Yazidi

There may be two main problems. The first problem centres around the designation of the refugee status and the second, the designation of who is particularly vulnerable and resettling based on this consideration. Religious minorities struggle to be recognised under either.
UNITED NATIONS — For the first time, the United Nations has launched an international investigation into the crimes of the
Yazidis are clearly exercising huge resilience. Their private faith and their religious leader are a great source of strength during this time of crisis. They form strong bonds within their community, but remain disconnected and untrusting of local people and organisations.
There is simply not enough qualified help and resource in the region to deal with the needs of those who have survived sexual torture and significant trauma. Yazidis have been victims of extremists for centuries and don't feel safe.
But we have come too far to go backwards. We have woken to the notion that consent and respect must be entrenched in the way we treat both girls and boys from the very beginnings. And whether it is in media, in schools, in our homes, or on the streets, we must all speak out loudly against the small, 'harmless' transgressions that ultimately put women at risk. We must not return to slumber.
Everyone has heard of ISIS by now, so why then has one of their most brutal atrocities gained such little public attention? As stated by Nadia Murad, Yazidi survivor and recently appointed UN Goodwill Ambassador for the Dignity of Survivors of Human Trafficking - "the world remained silent".

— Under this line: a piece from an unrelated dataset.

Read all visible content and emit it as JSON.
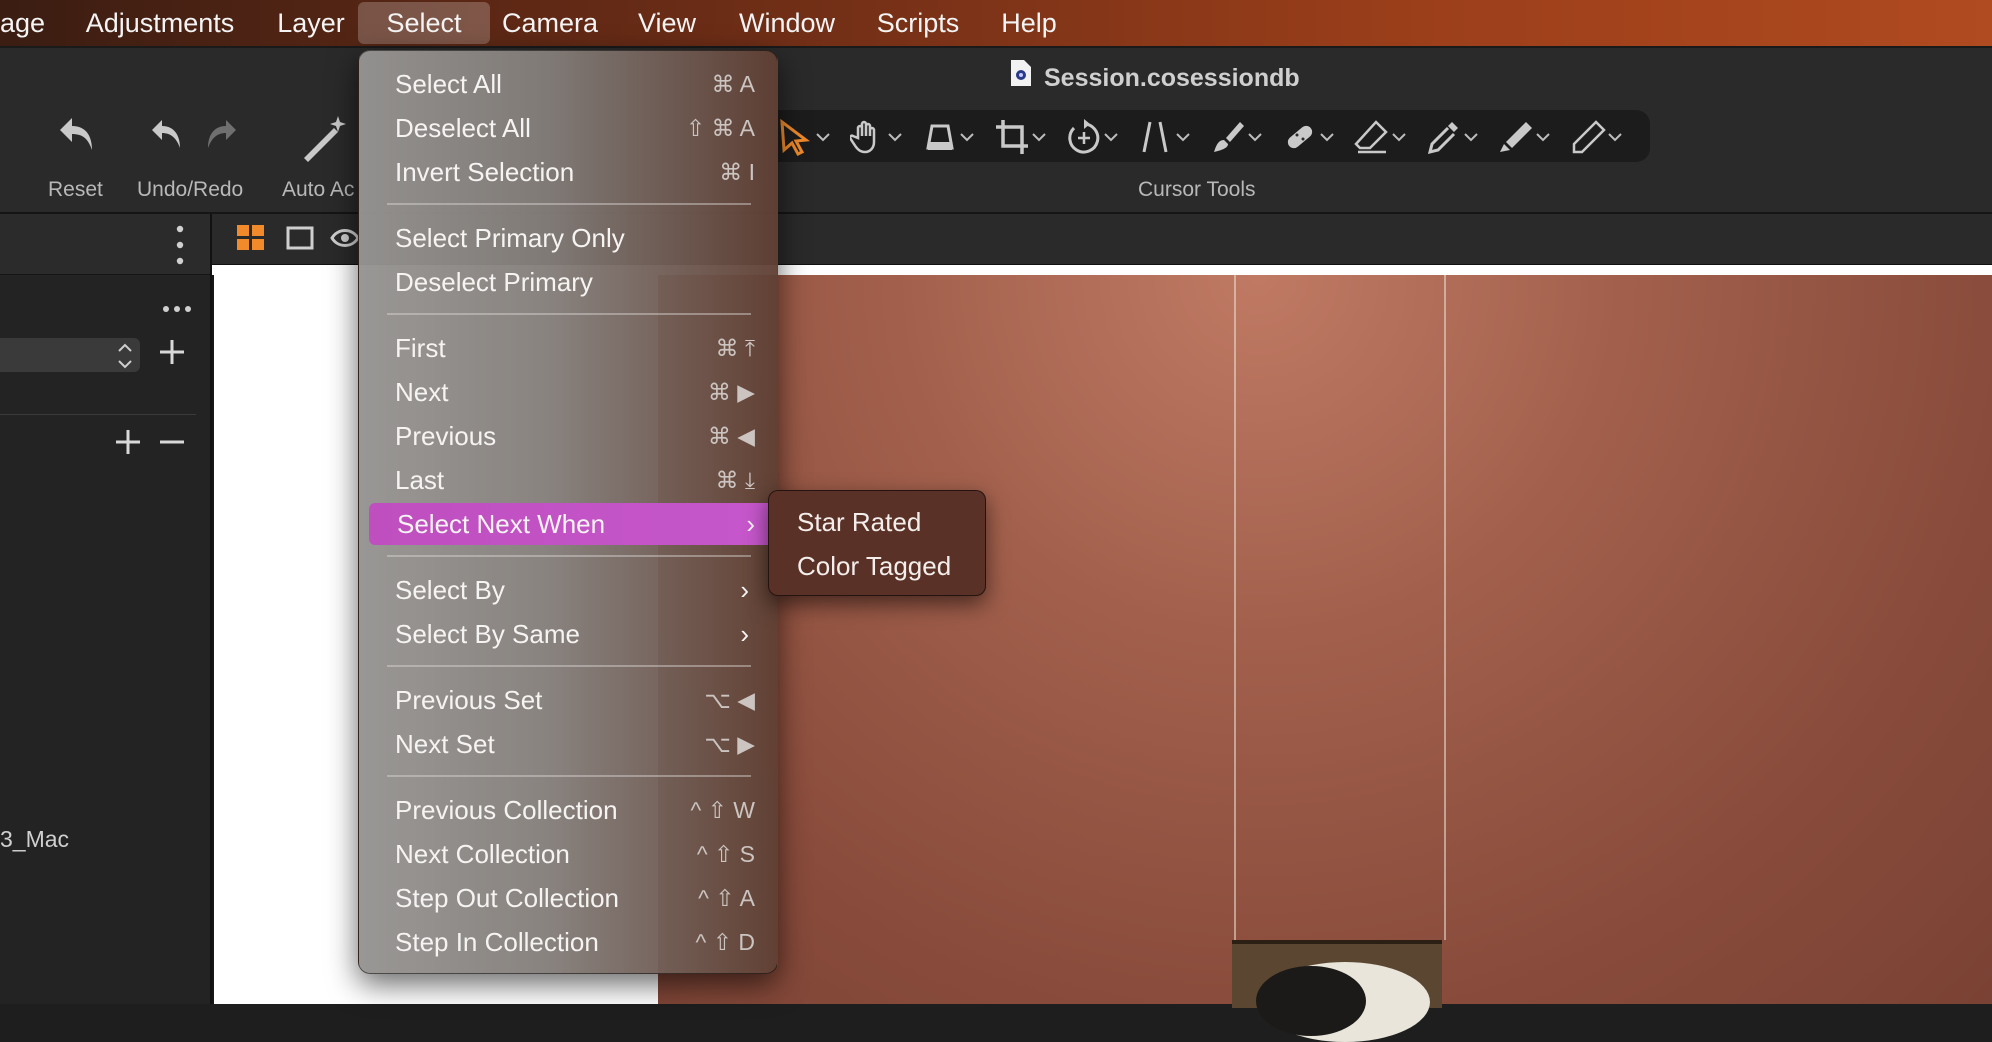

Vian has been nominated for the Nobel Peace Prize this year. I can think of no more deserving recipient of this award. And her people need the global awareness the award could bring. Maybe then the world will care enough to demand action. Please help spread the word about the genocide of the Yazidis and the continuing enslavement of Yazidi women and girls.
Amid the trail of destruction, over three thousand daughters, mothers and grandmothers were seized and taken deep into Islamic State's heartland. Here, they were branded 'infidels', tortured, raped and sold into sexual slavery. I'm a British Yazidi teenager, determined to help these women.
Cala is one of over 3,000 Yazidi women and children kidnapped by IS. They are 'objects', to be used and abused as their new owners see fit. The rapists from IS justify their actions by praying before and after they rape the girls, turning their atrocities into a religious act.
The great hope is that they will return to their classes and spread the word. Hopefully those messages from Noor, Munira and Bushra, will eventually reach the very children preparing themselves to flee their loving, comfortable homes in Britain and head for a new life with Daesh. These Yazidi girls know the horrible truth of the fate that will befall anyone considering that move.